Conventional outlines of the plot in ‘Dancing On The Edge’ have been offered here several times over. In case you missed those however, the BBC website’s version of events pitch it like this:

‘The drama is set in the early 1930s and follows black jazz musicians, the Louis Lester Band, as they find fame amongst the parties and performances of London’s upper class society. Although many recoil at the performance of black musicians in polite society, the city’s more progressive socialites, including members of the Royal Household, take the band under their wing. But when the band becomes entangled in their shadowy world, it results in a suspected murder. The walls begin to close in on Louis and the band.’

Where the walls really began to close in on me as I waded through ‘Dancing On The Edge’ was as it became evermore clear that Black jazz musicians (the 11-piece band touted in the technicolour synopses and swingin’ soundtrack to this drama) were ultimately primed to exist as little more than nameless background players in Poliakoff’s semi-fictional narrative – the sole exception being the character played by Chiwetel Ejiofor- though arguably, only by a sliver of relative uninvisibility. Where indeed it might seem that Ejiofor’s enigmatic turn as band leader Louis Lester (the dashingly mysterious jazz renaissance man who turned the British aristocracy on and out in ways best reconciled by whatever comes to mind when the camera pans in on gratuitous skin shots of Lester’s amorous bedroom escapades with his wealthy benefactors) should at least have earned him the definitive spot as leading man in this drama, his positioning as a compositional foil for the ambitions of a voyeuristic English journalist named Stanley goes a hell of a way towards framing the ultimate intentions of ‘Dancing On the Edge.’


“There was obviously something exotic about [black musicians] to people who had everything and were of a slightly bohemian bent,” comments ‘Dancing on the Edge’s’ musical director Paul Englishby. – Oh yes.
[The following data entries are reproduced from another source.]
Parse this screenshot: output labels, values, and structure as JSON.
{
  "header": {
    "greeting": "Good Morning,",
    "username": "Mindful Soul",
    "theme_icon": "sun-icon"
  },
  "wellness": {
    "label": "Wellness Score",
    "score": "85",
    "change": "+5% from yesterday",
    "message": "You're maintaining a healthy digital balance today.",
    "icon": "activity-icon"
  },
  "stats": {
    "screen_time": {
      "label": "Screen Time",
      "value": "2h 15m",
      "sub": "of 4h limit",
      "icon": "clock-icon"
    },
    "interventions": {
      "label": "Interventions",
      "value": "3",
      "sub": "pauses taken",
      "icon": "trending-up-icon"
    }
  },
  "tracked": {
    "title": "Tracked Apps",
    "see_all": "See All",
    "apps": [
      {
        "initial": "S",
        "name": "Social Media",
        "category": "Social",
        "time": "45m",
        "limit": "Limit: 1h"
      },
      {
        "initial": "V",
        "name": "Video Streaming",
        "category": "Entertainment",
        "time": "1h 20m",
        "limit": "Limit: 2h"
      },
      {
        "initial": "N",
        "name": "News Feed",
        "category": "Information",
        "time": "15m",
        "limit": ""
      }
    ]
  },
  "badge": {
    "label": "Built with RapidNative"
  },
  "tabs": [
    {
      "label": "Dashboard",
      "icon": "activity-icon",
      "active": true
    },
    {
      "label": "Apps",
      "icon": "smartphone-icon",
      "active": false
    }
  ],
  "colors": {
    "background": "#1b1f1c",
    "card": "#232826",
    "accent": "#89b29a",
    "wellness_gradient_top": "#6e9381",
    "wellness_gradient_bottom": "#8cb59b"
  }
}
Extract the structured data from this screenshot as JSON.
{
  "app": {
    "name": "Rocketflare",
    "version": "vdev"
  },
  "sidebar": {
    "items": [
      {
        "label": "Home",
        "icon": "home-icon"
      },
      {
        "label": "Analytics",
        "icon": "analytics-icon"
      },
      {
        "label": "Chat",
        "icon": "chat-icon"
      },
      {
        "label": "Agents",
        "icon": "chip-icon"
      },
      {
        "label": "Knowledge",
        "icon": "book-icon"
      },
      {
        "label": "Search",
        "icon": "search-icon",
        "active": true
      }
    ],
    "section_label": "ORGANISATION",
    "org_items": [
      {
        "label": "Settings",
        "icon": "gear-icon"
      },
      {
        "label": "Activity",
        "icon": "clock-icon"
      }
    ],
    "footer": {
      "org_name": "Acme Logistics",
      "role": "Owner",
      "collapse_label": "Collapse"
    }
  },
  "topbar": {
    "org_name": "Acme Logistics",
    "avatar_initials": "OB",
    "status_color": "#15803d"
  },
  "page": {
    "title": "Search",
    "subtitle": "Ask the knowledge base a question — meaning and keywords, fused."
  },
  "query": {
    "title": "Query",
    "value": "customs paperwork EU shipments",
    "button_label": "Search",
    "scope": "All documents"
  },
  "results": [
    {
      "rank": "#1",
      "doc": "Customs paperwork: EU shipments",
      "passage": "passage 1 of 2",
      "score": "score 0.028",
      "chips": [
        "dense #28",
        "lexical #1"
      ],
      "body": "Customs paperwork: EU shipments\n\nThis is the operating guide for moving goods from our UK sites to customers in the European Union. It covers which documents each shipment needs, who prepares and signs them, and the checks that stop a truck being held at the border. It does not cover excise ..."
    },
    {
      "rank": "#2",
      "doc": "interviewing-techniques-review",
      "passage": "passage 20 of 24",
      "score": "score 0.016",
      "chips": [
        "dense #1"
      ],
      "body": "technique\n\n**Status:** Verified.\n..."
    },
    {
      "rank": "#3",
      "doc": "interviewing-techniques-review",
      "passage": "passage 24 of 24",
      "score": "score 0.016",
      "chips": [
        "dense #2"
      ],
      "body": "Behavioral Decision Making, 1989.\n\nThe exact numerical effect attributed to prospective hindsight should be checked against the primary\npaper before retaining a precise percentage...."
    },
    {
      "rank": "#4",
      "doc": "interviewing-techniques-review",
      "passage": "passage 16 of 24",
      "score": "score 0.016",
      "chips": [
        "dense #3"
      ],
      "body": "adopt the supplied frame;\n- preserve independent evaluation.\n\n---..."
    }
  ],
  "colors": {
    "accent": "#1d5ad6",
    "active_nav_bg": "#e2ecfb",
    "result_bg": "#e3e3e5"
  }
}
And it’s captured unashamedly well in the shadowy meanderings of this drama.

There is redemption here however. For those with constitution’s enduring enough to persevere through episodes 1 to 5, there may be joy at the very bottom of rabbit hole number 5. The finale, episode 5; which for some unanswerably British reason aired several weeks after what had appeared to be closure on the drama- well, that cunning conclusion is the unexpected stroke of genius worth holding out for. At last, the quintessential illuminating moment of psychological narrative depth is spoken by one among those Black jazz musicians. And Chiwetel Ejiofor is the one who delivers. In fact, the entirety of this wry protracted drama owes a singular debt to Chiwetel Ejiofor’s majestic capacity to summon believability despite the betrayal of insufficient character exposition. And the other debt owed is to Ellison’s ‘Invisible Man,’ the influence of which looms incontestably large in Dancing On The Edge’s closing chapter.

An addendum on this drama: In the run-up to its UK broadcast, it inspired a rare BBC documentary hat-tip to the actual Black impresarios who rocked Britain’s jazz age; those characters upon which Stephen Poliakoff’s composite sketch of Louis Lester might well have been based. ‘Swinging Into The Blitz: A Culture Show Special’ [embedded below] explores the stories of charismatic players like Leslie Hutchinson (the Grenada-born cabaret singer and pianist who arrived from Paris in 1927 to become one of Britain’s biggest stars), Ken “Snakehips” Johnson (a Guyanese-born bandleader and acclaimed dancer on the circuit) and Jamaican born jazz trumpeter Leslie Thompson, bandleader of the West Indian Orchestra and killed in the Blitz bombings whilst playing a residence at London’s Café de Paris in March 1941. 

If the fictions of ‘Dancing On The Edge’ lean towards anticlimax, you may find respite in the tangible details of ‘Swinging Into The Blitz.’

 ‘Swinging Into The Blitz: A Culture Show Special’: